What the task asks -> Give the entries again, exactly as they stand.

(Records drawn from a dataset)
++++++++++
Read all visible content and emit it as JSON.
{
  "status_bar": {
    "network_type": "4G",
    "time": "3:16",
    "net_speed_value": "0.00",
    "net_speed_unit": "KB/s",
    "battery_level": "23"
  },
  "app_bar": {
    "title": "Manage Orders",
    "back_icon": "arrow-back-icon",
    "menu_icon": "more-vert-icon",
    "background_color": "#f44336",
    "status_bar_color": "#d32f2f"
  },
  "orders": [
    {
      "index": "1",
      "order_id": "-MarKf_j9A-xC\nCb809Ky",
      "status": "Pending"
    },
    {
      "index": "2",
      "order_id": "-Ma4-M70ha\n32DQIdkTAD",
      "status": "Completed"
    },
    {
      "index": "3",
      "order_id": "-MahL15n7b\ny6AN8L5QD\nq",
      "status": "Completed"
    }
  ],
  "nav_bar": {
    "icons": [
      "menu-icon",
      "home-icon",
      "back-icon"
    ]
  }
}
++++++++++
Result of the exercise ->
Read all visible content and emit it as JSON.
{
  "status_bar": {
    "network_type": "4G",
    "time": "3:16",
    "net_speed_value": "0.00",
    "net_speed_unit": "KB/s",
    "battery_level": "23"
  },
  "app_bar": {
    "title": "Manage Orders",
    "back_icon": "arrow-back-icon",
    "menu_icon": "more-vert-icon",
    "background_color": "#f44336",
    "status_bar_color": "#d32f2f"
  },
  "orders": [
    {
      "index": "1",
      "order_id": "-MarKf_j9A-xC\nCb809Ky",
      "status": "Pending"
    },
    {
      "index": "2",
      "order_id": "-Ma4-M70ha\n32DQIdkTAD",
      "status": "Completed"
    },
    {
      "index": "3",
      "order_id": "-MahL15n7b\ny6AN8L5QD\nq",
      "status": "Completed"
    }
  ],
  "nav_bar": {
    "icons": [
      "menu-icon",
      "home-icon",
      "back-icon"
    ]
  }
}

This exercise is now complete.